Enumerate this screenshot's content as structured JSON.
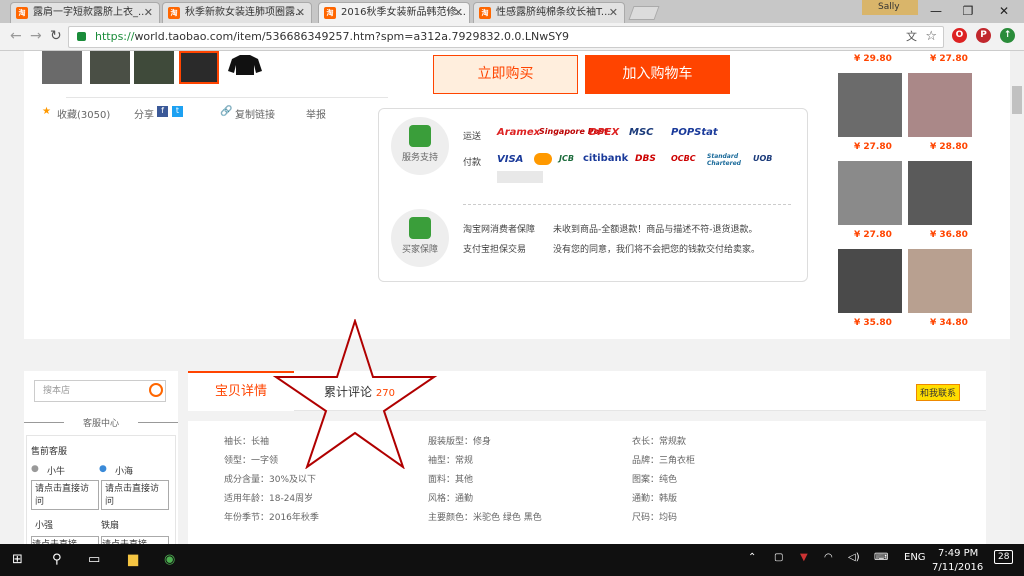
{
  "browser": {
    "tabs": [
      {
        "label": "露肩一字短款露脐上衣_..."
      },
      {
        "label": "秋季新款女装连肺项圈露..."
      },
      {
        "label": "2016秋季女装新品韩范修..."
      },
      {
        "label": "性感露脐纯棉条纹长袖T..."
      }
    ],
    "user": "Sally",
    "address": {
      "scheme": "https://",
      "rest": "world.taobao.com/item/536686349257.htm?spm=a312a.7929832.0.0.LNwSY9"
    }
  },
  "product": {
    "favorite": "收藏(3050)",
    "share": "分享",
    "copy_link": "复制链接",
    "report": "举报",
    "buy_now": "立即购买",
    "add_to_cart": "加入购物车"
  },
  "services": {
    "support_label": "服务支持",
    "buyer_label": "买家保障",
    "shipping_label": "运送",
    "payment_label": "付款",
    "shipping_logos": [
      "Aramex",
      "Singapore Post",
      "DPEX",
      "MSC",
      "POPStat"
    ],
    "payment_logos": [
      "VISA",
      "JCB",
      "citibank",
      "DBS",
      "OCBC",
      "Standard Chartered",
      "UOB"
    ],
    "guarantees": [
      {
        "name": "淘宝网消费者保障",
        "desc": "未收到商品-全额退款！商品与描述不符-退货退款。"
      },
      {
        "name": "支付宝担保交易",
        "desc": "没有您的同意，我们将不会把您的钱款交付给卖家。"
      }
    ]
  },
  "recommendations": {
    "prices": [
      "¥ 29.80",
      "¥ 27.80",
      "¥ 27.80",
      "¥ 28.80",
      "¥ 27.80",
      "¥ 36.80",
      "¥ 35.80",
      "¥ 34.80"
    ]
  },
  "shop_sidebar": {
    "search_placeholder": "搜本店",
    "service_title": "客服中心",
    "presale": "售前客服",
    "agents": [
      "小牛",
      "小海",
      "小强",
      "铁扇"
    ],
    "chat_button": "请点击直接访问",
    "chat_button_cut": "请点击直接"
  },
  "detail_tabs": {
    "details": "宝贝详情",
    "reviews": "累计评论",
    "review_count": "270",
    "contact": "和我联系"
  },
  "attributes": [
    [
      "袖长：长袖",
      "服装版型：修身",
      "衣长：常规款"
    ],
    [
      "领型：一字领",
      "袖型：常规",
      "品牌：三角衣柜"
    ],
    [
      "成分含量：30%及以下",
      "面料：其他",
      "图案：纯色"
    ],
    [
      "适用年龄：18-24周岁",
      "风格：通勤",
      "通勤：韩版"
    ],
    [
      "年份季节：2016年秋季",
      "主要颜色：米驼色 绿色 黑色",
      "尺码：均码"
    ]
  ],
  "taskbar": {
    "lang": "ENG",
    "time": "7:49 PM",
    "date": "7/11/2016",
    "notifications": "28"
  },
  "colors": {
    "accent": "#ff4400",
    "annotation": "#b00000"
  }
}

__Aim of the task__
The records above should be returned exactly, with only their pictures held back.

__Response to the task__
Enumerate this screenshot's content as structured JSON.
{
  "browser": {
    "tabs": [
      {
        "label": "露肩一字短款露脐上衣_..."
      },
      {
        "label": "秋季新款女装连肺项圈露..."
      },
      {
        "label": "2016秋季女装新品韩范修..."
      },
      {
        "label": "性感露脐纯棉条纹长袖T..."
      }
    ],
    "user": "Sally",
    "address": {
      "scheme": "https://",
      "rest": "world.taobao.com/item/536686349257.htm?spm=a312a.7929832.0.0.LNwSY9"
    }
  },
  "product": {
    "favorite": "收藏(3050)",
    "share": "分享",
    "copy_link": "复制链接",
    "report": "举报",
    "buy_now": "立即购买",
    "add_to_cart": "加入购物车"
  },
  "services": {
    "support_label": "服务支持",
    "buyer_label": "买家保障",
    "shipping_label": "运送",
    "payment_label": "付款",
    "shipping_logos": [
      "Aramex",
      "Singapore Post",
      "DPEX",
      "MSC",
      "POPStat"
    ],
    "payment_logos": [
      "VISA",
      "JCB",
      "citibank",
      "DBS",
      "OCBC",
      "Standard Chartered",
      "UOB"
    ],
    "guarantees": [
      {
        "name": "淘宝网消费者保障",
        "desc": "未收到商品-全额退款！商品与描述不符-退货退款。"
      },
      {
        "name": "支付宝担保交易",
        "desc": "没有您的同意，我们将不会把您的钱款交付给卖家。"
      }
    ]
  },
  "recommendations": {
    "prices": [
      "¥ 29.80",
      "¥ 27.80",
      "¥ 27.80",
      "¥ 28.80",
      "¥ 27.80",
      "¥ 36.80",
      "¥ 35.80",
      "¥ 34.80"
    ]
  },
  "shop_sidebar": {
    "search_placeholder": "搜本店",
    "service_title": "客服中心",
    "presale": "售前客服",
    "agents": [
      "小牛",
      "小海",
      "小强",
      "铁扇"
    ],
    "chat_button": "请点击直接访问",
    "chat_button_cut": "请点击直接"
  },
  "detail_tabs": {
    "details": "宝贝详情",
    "reviews": "累计评论",
    "review_count": "270",
    "contact": "和我联系"
  },
  "attributes": [
    [
      "袖长：长袖",
      "服装版型：修身",
      "衣长：常规款"
    ],
    [
      "领型：一字领",
      "袖型：常规",
      "品牌：三角衣柜"
    ],
    [
      "成分含量：30%及以下",
      "面料：其他",
      "图案：纯色"
    ],
    [
      "适用年龄：18-24周岁",
      "风格：通勤",
      "通勤：韩版"
    ],
    [
      "年份季节：2016年秋季",
      "主要颜色：米驼色 绿色 黑色",
      "尺码：均码"
    ]
  ],
  "taskbar": {
    "lang": "ENG",
    "time": "7:49 PM",
    "date": "7/11/2016",
    "notifications": "28"
  },
  "colors": {
    "accent": "#ff4400",
    "annotation": "#b00000"
  }
}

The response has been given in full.